**WHAT THE TASK ASKS:** What lines of the data hold the string "this"? Pull each one out.

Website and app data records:
■ ■ ■ ■ ■

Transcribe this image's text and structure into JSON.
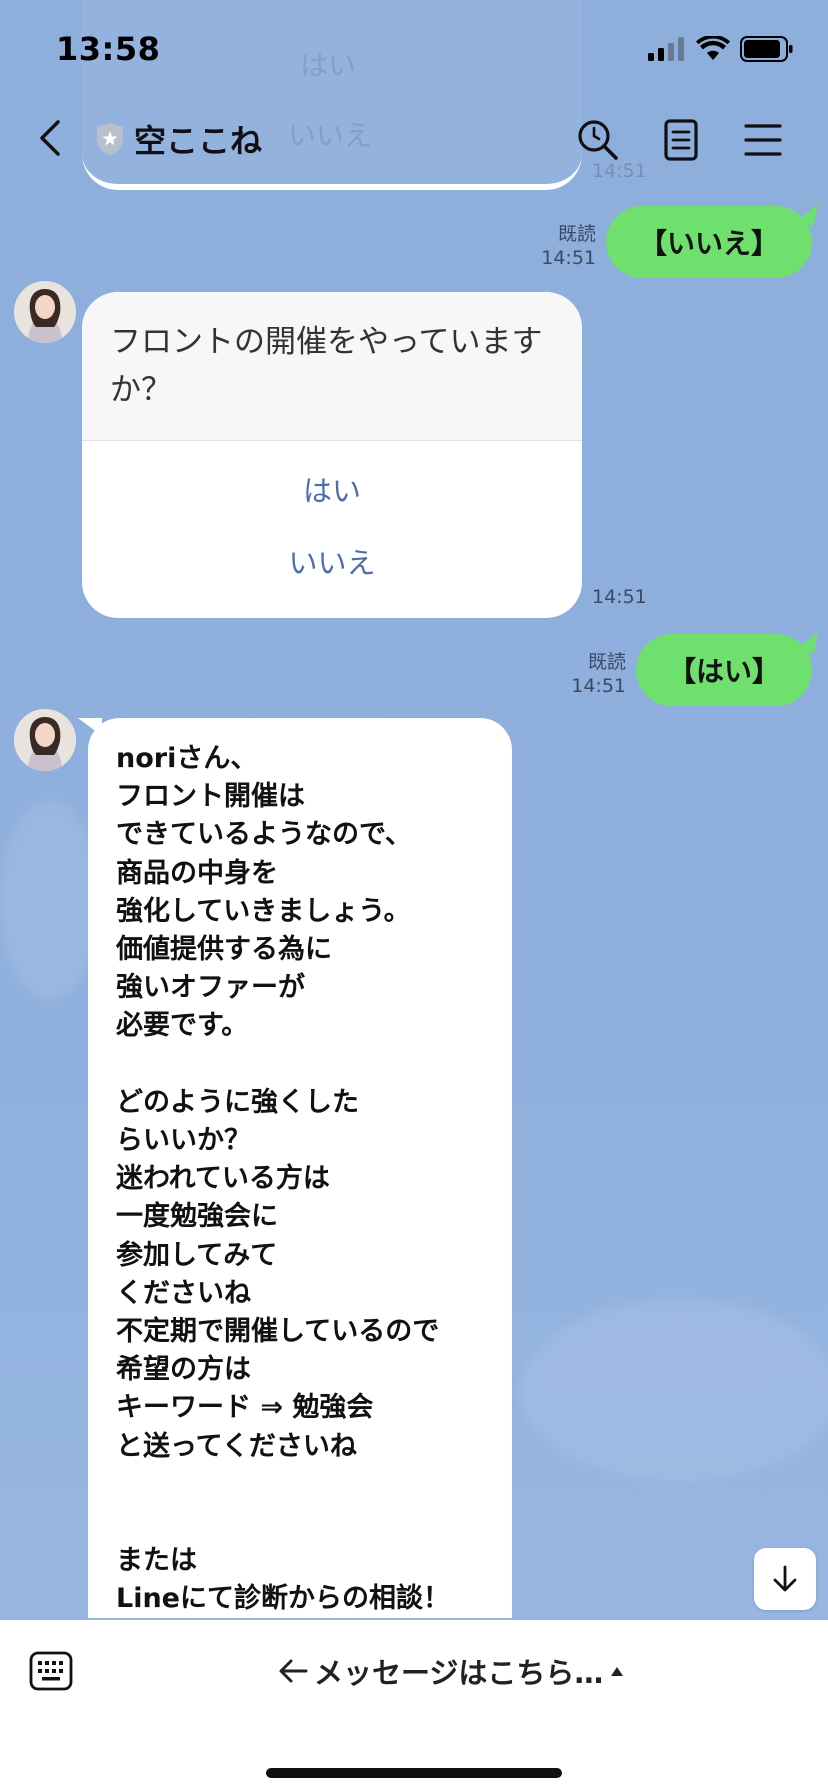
{
  "status_bar": {
    "time": "13:58"
  },
  "header": {
    "title": "空ここね"
  },
  "ghost_card": {
    "option_yes": "はい",
    "option_no": "いいえ",
    "time": "14:51"
  },
  "messages": {
    "out1": {
      "read": "既読",
      "time": "14:51",
      "text": "【いいえ】"
    },
    "card": {
      "question": "フロントの開催をやっていますか？",
      "option_yes": "はい",
      "option_no": "いいえ",
      "time": "14:51"
    },
    "out2": {
      "read": "既読",
      "time": "14:51",
      "text": "【はい】"
    },
    "long": {
      "lines": [
        "noriさん、",
        "フロント開催は",
        "できているようなので、",
        "商品の中身を",
        "強化していきましょう。",
        "価値提供する為に",
        "強いオファーが",
        "必要です。",
        "",
        "どのように強くした",
        "らいいか？",
        "迷われている方は",
        "一度勉強会に",
        "参加してみて",
        "くださいね",
        "不定期で開催しているので",
        "希望の方は",
        "キーワード ⇒ 勉強会",
        "と送ってくださいね",
        "",
        "",
        "または",
        "Lineにて診断からの相談！"
      ]
    }
  },
  "bottom_bar": {
    "menu_label": "メッセージはこちら…"
  },
  "colors": {
    "background": "#8eaedc",
    "bubble_out": "#6fe06d",
    "option_text": "#4c6faa"
  },
  "icons": [
    "signal-icon",
    "wifi-icon",
    "battery-icon",
    "back-icon",
    "shield-star-icon",
    "search-icon",
    "note-icon",
    "menu-icon",
    "arrow-down-icon",
    "keyboard-icon",
    "arrow-left-icon",
    "caret-up-icon"
  ]
}
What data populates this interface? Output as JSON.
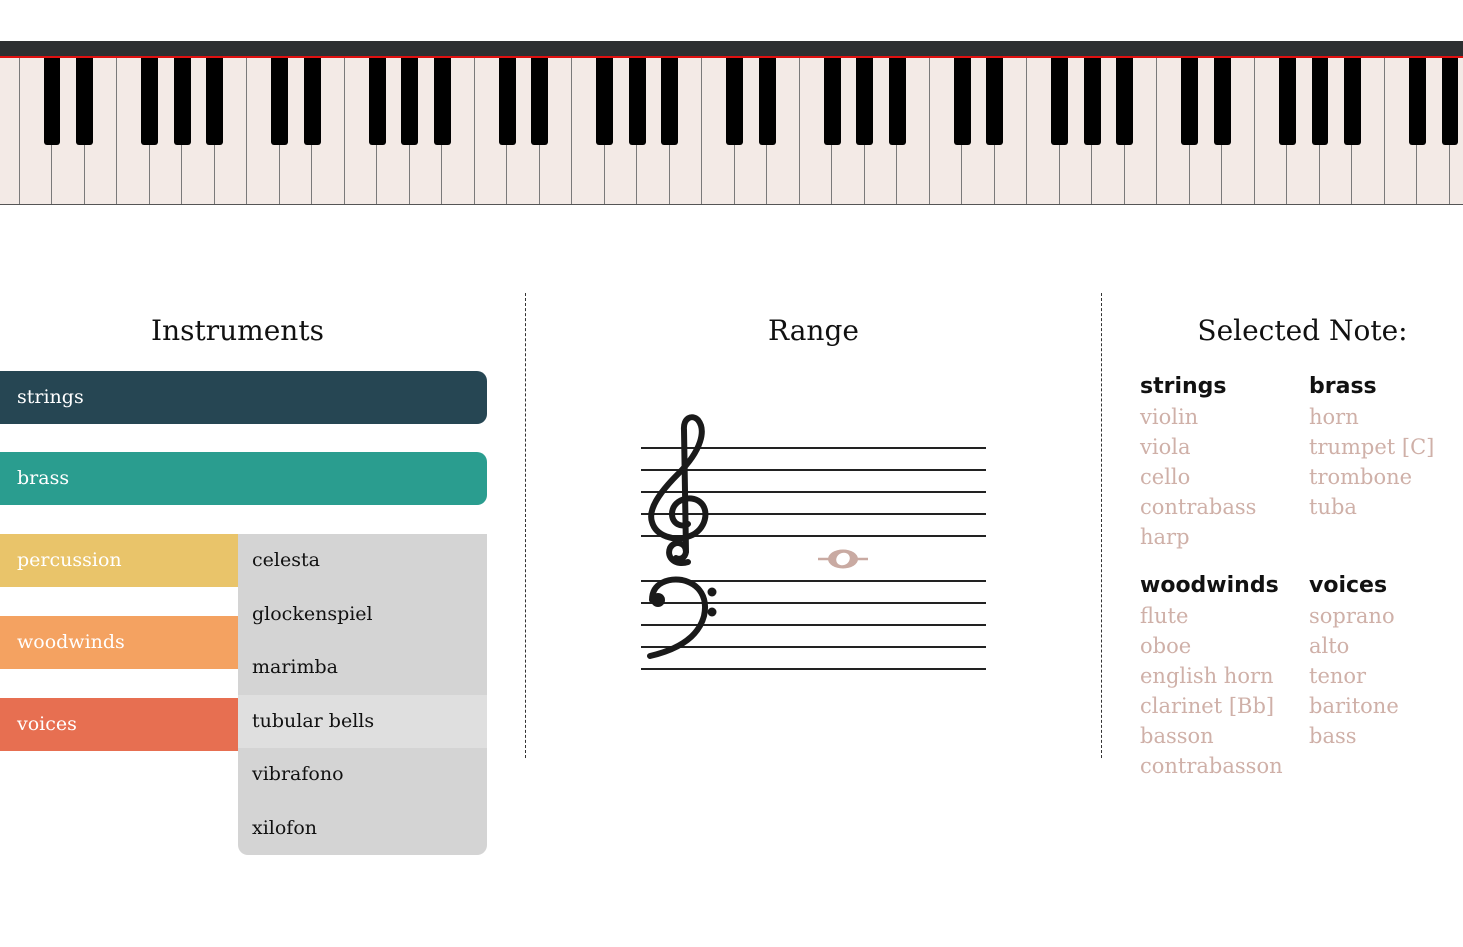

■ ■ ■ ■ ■

**EXERCISE ANSWER:**
Transcribe this image's text and structure into JSON.
What data populates this interface? Output as JSON.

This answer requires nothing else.